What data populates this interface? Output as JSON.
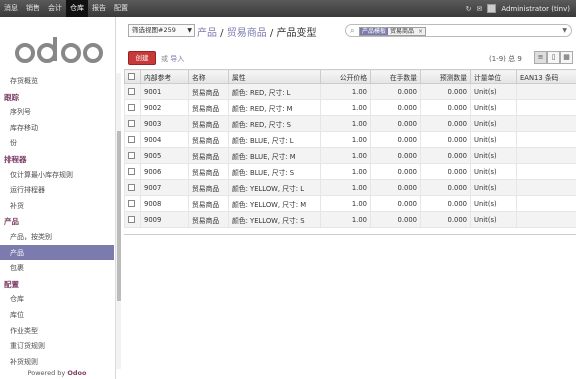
{
  "topbar": {
    "menu": [
      {
        "label": "消息",
        "active": false
      },
      {
        "label": "销售",
        "active": false
      },
      {
        "label": "会计",
        "active": false
      },
      {
        "label": "仓库",
        "active": true
      },
      {
        "label": "报告",
        "active": false
      },
      {
        "label": "配置",
        "active": false
      }
    ],
    "user": "Administrator (tinv)"
  },
  "sidebar": {
    "logo_text": "odoo",
    "menu": [
      {
        "type": "item",
        "label": "存货概览"
      },
      {
        "type": "section",
        "label": "跟踪"
      },
      {
        "type": "item",
        "label": "序列号"
      },
      {
        "type": "item",
        "label": "库存移动"
      },
      {
        "type": "item",
        "label": "份"
      },
      {
        "type": "section",
        "label": "排程器"
      },
      {
        "type": "item",
        "label": "仅计算最小库存规则"
      },
      {
        "type": "item",
        "label": "运行排程器"
      },
      {
        "type": "item",
        "label": "补货"
      },
      {
        "type": "section",
        "label": "产品"
      },
      {
        "type": "item",
        "label": "产品，按类别"
      },
      {
        "type": "item",
        "label": "产品",
        "selected": true
      },
      {
        "type": "item",
        "label": "包裹"
      },
      {
        "type": "section",
        "label": "配置"
      },
      {
        "type": "item",
        "label": "仓库"
      },
      {
        "type": "item",
        "label": "库位"
      },
      {
        "type": "item",
        "label": "作业类型"
      },
      {
        "type": "item",
        "label": "重订货规则"
      },
      {
        "type": "item",
        "label": "补货规则"
      }
    ],
    "powered_prefix": "Powered by ",
    "powered_brand": "Odoo"
  },
  "header": {
    "view_select": "筛选视图#259",
    "breadcrumb": [
      {
        "label": "产品",
        "link": true
      },
      {
        "label": " / ",
        "link": false
      },
      {
        "label": "贸易商品",
        "link": true
      },
      {
        "label": " / 产品变型",
        "link": false
      }
    ],
    "search": {
      "facet_category": "产品模板",
      "facet_value": "贸易商品",
      "facet_remove": "×"
    },
    "create_label": "创建",
    "or_label": "或",
    "import_label": "导入",
    "pager": "(1-9) 总 9"
  },
  "table": {
    "columns": [
      "内部参考",
      "名称",
      "属性",
      "公开价格",
      "在手数量",
      "预测数量",
      "计量单位",
      "EAN13 条码"
    ],
    "rows": [
      [
        "9001",
        "贸易商品",
        "颜色: RED, 尺寸: L",
        "1.00",
        "0.000",
        "0.000",
        "Unit(s)",
        ""
      ],
      [
        "9002",
        "贸易商品",
        "颜色: RED, 尺寸: M",
        "1.00",
        "0.000",
        "0.000",
        "Unit(s)",
        ""
      ],
      [
        "9003",
        "贸易商品",
        "颜色: RED, 尺寸: S",
        "1.00",
        "0.000",
        "0.000",
        "Unit(s)",
        ""
      ],
      [
        "9004",
        "贸易商品",
        "颜色: BLUE, 尺寸: L",
        "1.00",
        "0.000",
        "0.000",
        "Unit(s)",
        ""
      ],
      [
        "9005",
        "贸易商品",
        "颜色: BLUE, 尺寸: M",
        "1.00",
        "0.000",
        "0.000",
        "Unit(s)",
        ""
      ],
      [
        "9006",
        "贸易商品",
        "颜色: BLUE, 尺寸: S",
        "1.00",
        "0.000",
        "0.000",
        "Unit(s)",
        ""
      ],
      [
        "9007",
        "贸易商品",
        "颜色: YELLOW, 尺寸: L",
        "1.00",
        "0.000",
        "0.000",
        "Unit(s)",
        ""
      ],
      [
        "9008",
        "贸易商品",
        "颜色: YELLOW, 尺寸: M",
        "1.00",
        "0.000",
        "0.000",
        "Unit(s)",
        ""
      ],
      [
        "9009",
        "贸易商品",
        "颜色: YELLOW, 尺寸: S",
        "1.00",
        "0.000",
        "0.000",
        "Unit(s)",
        ""
      ]
    ]
  },
  "colors": {
    "brand": "#7c3e66",
    "accent": "#7c7bad",
    "create": "#c83a3a"
  }
}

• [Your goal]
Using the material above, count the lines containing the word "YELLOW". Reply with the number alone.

• [Output of the task]
3